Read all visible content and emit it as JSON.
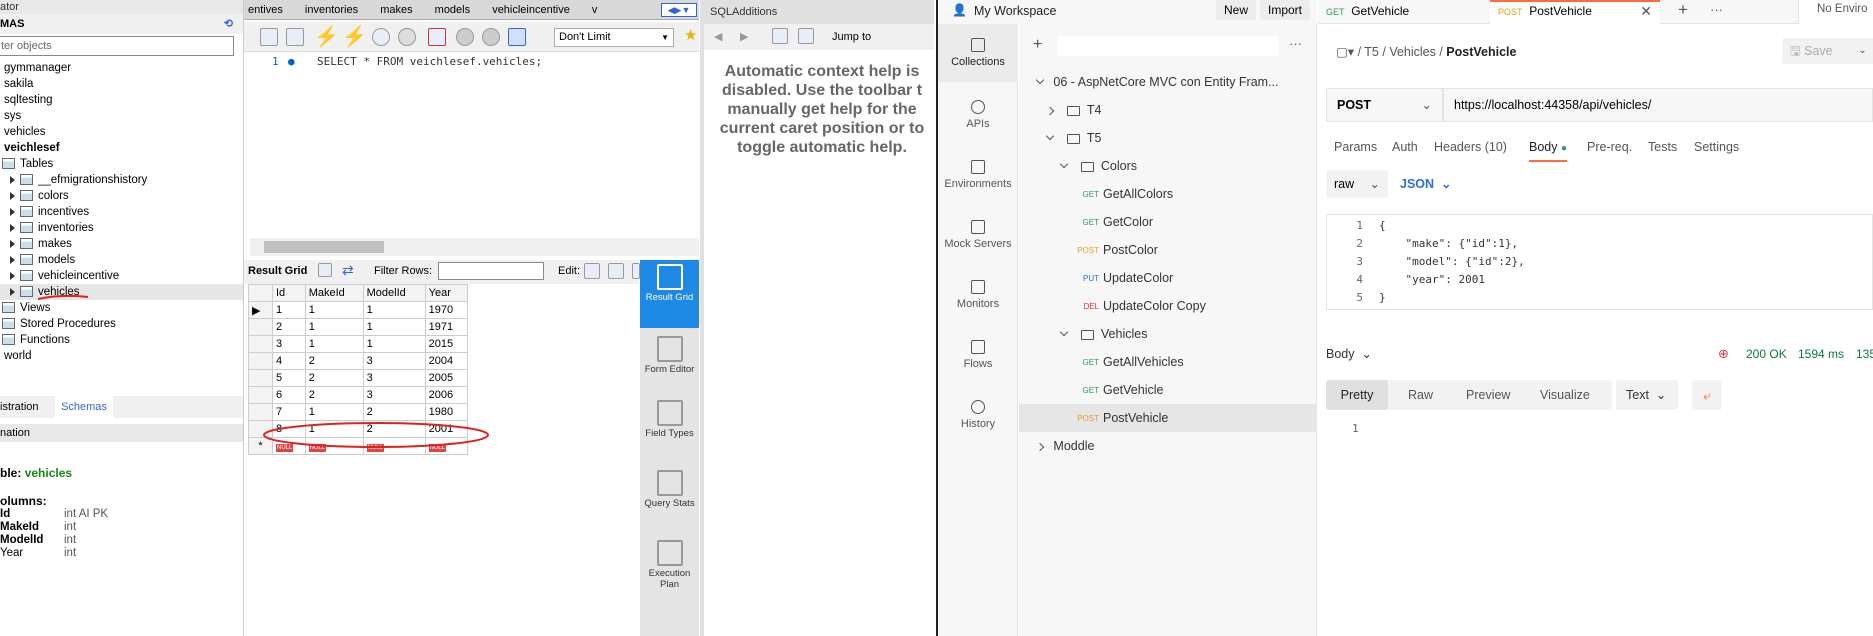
{
  "workbench": {
    "navigator": {
      "header": "ator",
      "title": "MAS",
      "filter_placeholder": "ter objects",
      "schemas": [
        "gymmanager",
        "sakila",
        "sqltesting",
        "sys",
        "vehicles"
      ],
      "active_schema": "veichlesef",
      "tables_label": "Tables",
      "tables": [
        "__efmigrationshistory",
        "colors",
        "incentives",
        "inventories",
        "makes",
        "models",
        "vehicleincentive",
        "vehicles"
      ],
      "views_label": "Views",
      "procedures_label": "Stored Procedures",
      "functions_label": "Functions",
      "world": "world",
      "bottom_tabs": [
        "istration",
        "Schemas"
      ],
      "info_header": "nation",
      "table_label": "ble:",
      "table_name": "vehicles",
      "columns_label": "olumns:",
      "columns": [
        {
          "name": "Id",
          "type": "int AI PK"
        },
        {
          "name": "MakeId",
          "type": "int"
        },
        {
          "name": "ModelId",
          "type": "int"
        },
        {
          "name": "Year",
          "type": "int"
        }
      ]
    },
    "editor_tabs": [
      "entives",
      "inventories",
      "makes",
      "models",
      "vehicleincentive",
      "v"
    ],
    "limit_select": "Don't Limit",
    "sql": {
      "line_no": "1",
      "code": "SELECT * FROM veichlesef.vehicles;"
    },
    "result": {
      "grid_label": "Result Grid",
      "filter_label": "Filter Rows:",
      "edit_label": "Edit:",
      "columns": [
        "Id",
        "MakeId",
        "ModelId",
        "Year"
      ],
      "rows": [
        [
          "1",
          "1",
          "1",
          "1970"
        ],
        [
          "2",
          "1",
          "1",
          "1971"
        ],
        [
          "3",
          "1",
          "1",
          "2015"
        ],
        [
          "4",
          "2",
          "3",
          "2004"
        ],
        [
          "5",
          "2",
          "3",
          "2005"
        ],
        [
          "6",
          "2",
          "3",
          "2006"
        ],
        [
          "7",
          "1",
          "2",
          "1980"
        ],
        [
          "8",
          "1",
          "2",
          "2001"
        ]
      ],
      "null_label": "NULL"
    },
    "side_buttons": [
      "Result Grid",
      "Form Editor",
      "Field Types",
      "Query Stats",
      "Execution Plan"
    ],
    "sql_additions": {
      "title": "SQLAdditions",
      "jump_to": "Jump to",
      "help_lines": [
        "Automatic context help is",
        "disabled. Use the toolbar t",
        "manually get help for the",
        "current caret position or to",
        "toggle automatic help."
      ]
    }
  },
  "postman": {
    "workspace": "My Workspace",
    "new_btn": "New",
    "import_btn": "Import",
    "sidebar": [
      "Collections",
      "APIs",
      "Environments",
      "Mock Servers",
      "Monitors",
      "Flows",
      "History"
    ],
    "tree": {
      "collection": "06 - AspNetCore MVC con Entity Fram...",
      "t4": "T4",
      "t5": "T5",
      "colors": "Colors",
      "color_reqs": [
        {
          "method": "GET",
          "name": "GetAllColors"
        },
        {
          "method": "GET",
          "name": "GetColor"
        },
        {
          "method": "POST",
          "name": "PostColor"
        },
        {
          "method": "PUT",
          "name": "UpdateColor"
        },
        {
          "method": "DEL",
          "name": "UpdateColor Copy"
        }
      ],
      "vehicles": "Vehicles",
      "vehicle_reqs": [
        {
          "method": "GET",
          "name": "GetAllVehicles"
        },
        {
          "method": "GET",
          "name": "GetVehicle"
        },
        {
          "method": "POST",
          "name": "PostVehicle"
        }
      ],
      "moddle": "Moddle"
    },
    "tabs": [
      {
        "method": "GET",
        "name": "GetVehicle"
      },
      {
        "method": "POST",
        "name": "PostVehicle"
      }
    ],
    "env": "No Enviro",
    "breadcrumb": [
      "T5",
      "Vehicles",
      "PostVehicle"
    ],
    "save_btn": "Save",
    "method": "POST",
    "url": "https://localhost:44358/api/vehicles/",
    "req_tabs": [
      "Params",
      "Auth",
      "Headers (10)",
      "Body",
      "Pre-req.",
      "Tests",
      "Settings"
    ],
    "body_mode": "raw",
    "body_type": "JSON",
    "body_lines": [
      "{",
      "    \"make\": {\"id\":1},",
      "    \"model\": {\"id\":2},",
      "    \"year\": 2001",
      "}"
    ],
    "response": {
      "label": "Body",
      "status": "200 OK",
      "time": "1594 ms",
      "size": "135",
      "view_tabs": [
        "Pretty",
        "Raw",
        "Preview",
        "Visualize"
      ],
      "format": "Text",
      "line": "1"
    }
  },
  "colors": {
    "postman_orange": "#ff6c37",
    "status_green": "#097a3a",
    "wb_blue": "#1e88e5"
  }
}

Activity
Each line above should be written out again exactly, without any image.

Solved problem
Read all visible content and emit it as JSON.
{
  "workbench": {
    "navigator": {
      "header": "ator",
      "title": "MAS",
      "filter_placeholder": "ter objects",
      "schemas": [
        "gymmanager",
        "sakila",
        "sqltesting",
        "sys",
        "vehicles"
      ],
      "active_schema": "veichlesef",
      "tables_label": "Tables",
      "tables": [
        "__efmigrationshistory",
        "colors",
        "incentives",
        "inventories",
        "makes",
        "models",
        "vehicleincentive",
        "vehicles"
      ],
      "views_label": "Views",
      "procedures_label": "Stored Procedures",
      "functions_label": "Functions",
      "world": "world",
      "bottom_tabs": [
        "istration",
        "Schemas"
      ],
      "info_header": "nation",
      "table_label": "ble:",
      "table_name": "vehicles",
      "columns_label": "olumns:",
      "columns": [
        {
          "name": "Id",
          "type": "int AI PK"
        },
        {
          "name": "MakeId",
          "type": "int"
        },
        {
          "name": "ModelId",
          "type": "int"
        },
        {
          "name": "Year",
          "type": "int"
        }
      ]
    },
    "editor_tabs": [
      "entives",
      "inventories",
      "makes",
      "models",
      "vehicleincentive",
      "v"
    ],
    "limit_select": "Don't Limit",
    "sql": {
      "line_no": "1",
      "code": "SELECT * FROM veichlesef.vehicles;"
    },
    "result": {
      "grid_label": "Result Grid",
      "filter_label": "Filter Rows:",
      "edit_label": "Edit:",
      "columns": [
        "Id",
        "MakeId",
        "ModelId",
        "Year"
      ],
      "rows": [
        [
          "1",
          "1",
          "1",
          "1970"
        ],
        [
          "2",
          "1",
          "1",
          "1971"
        ],
        [
          "3",
          "1",
          "1",
          "2015"
        ],
        [
          "4",
          "2",
          "3",
          "2004"
        ],
        [
          "5",
          "2",
          "3",
          "2005"
        ],
        [
          "6",
          "2",
          "3",
          "2006"
        ],
        [
          "7",
          "1",
          "2",
          "1980"
        ],
        [
          "8",
          "1",
          "2",
          "2001"
        ]
      ],
      "null_label": "NULL"
    },
    "side_buttons": [
      "Result Grid",
      "Form Editor",
      "Field Types",
      "Query Stats",
      "Execution Plan"
    ],
    "sql_additions": {
      "title": "SQLAdditions",
      "jump_to": "Jump to",
      "help_lines": [
        "Automatic context help is",
        "disabled. Use the toolbar t",
        "manually get help for the",
        "current caret position or to",
        "toggle automatic help."
      ]
    }
  },
  "postman": {
    "workspace": "My Workspace",
    "new_btn": "New",
    "import_btn": "Import",
    "sidebar": [
      "Collections",
      "APIs",
      "Environments",
      "Mock Servers",
      "Monitors",
      "Flows",
      "History"
    ],
    "tree": {
      "collection": "06 - AspNetCore MVC con Entity Fram...",
      "t4": "T4",
      "t5": "T5",
      "colors": "Colors",
      "color_reqs": [
        {
          "method": "GET",
          "name": "GetAllColors"
        },
        {
          "method": "GET",
          "name": "GetColor"
        },
        {
          "method": "POST",
          "name": "PostColor"
        },
        {
          "method": "PUT",
          "name": "UpdateColor"
        },
        {
          "method": "DEL",
          "name": "UpdateColor Copy"
        }
      ],
      "vehicles": "Vehicles",
      "vehicle_reqs": [
        {
          "method": "GET",
          "name": "GetAllVehicles"
        },
        {
          "method": "GET",
          "name": "GetVehicle"
        },
        {
          "method": "POST",
          "name": "PostVehicle"
        }
      ],
      "moddle": "Moddle"
    },
    "tabs": [
      {
        "method": "GET",
        "name": "GetVehicle"
      },
      {
        "method": "POST",
        "name": "PostVehicle"
      }
    ],
    "env": "No Enviro",
    "breadcrumb": [
      "T5",
      "Vehicles",
      "PostVehicle"
    ],
    "save_btn": "Save",
    "method": "POST",
    "url": "https://localhost:44358/api/vehicles/",
    "req_tabs": [
      "Params",
      "Auth",
      "Headers (10)",
      "Body",
      "Pre-req.",
      "Tests",
      "Settings"
    ],
    "body_mode": "raw",
    "body_type": "JSON",
    "body_lines": [
      "{",
      "    \"make\": {\"id\":1},",
      "    \"model\": {\"id\":2},",
      "    \"year\": 2001",
      "}"
    ],
    "response": {
      "label": "Body",
      "status": "200 OK",
      "time": "1594 ms",
      "size": "135",
      "view_tabs": [
        "Pretty",
        "Raw",
        "Preview",
        "Visualize"
      ],
      "format": "Text",
      "line": "1"
    }
  },
  "colors": {
    "postman_orange": "#ff6c37",
    "status_green": "#097a3a",
    "wb_blue": "#1e88e5"
  }
}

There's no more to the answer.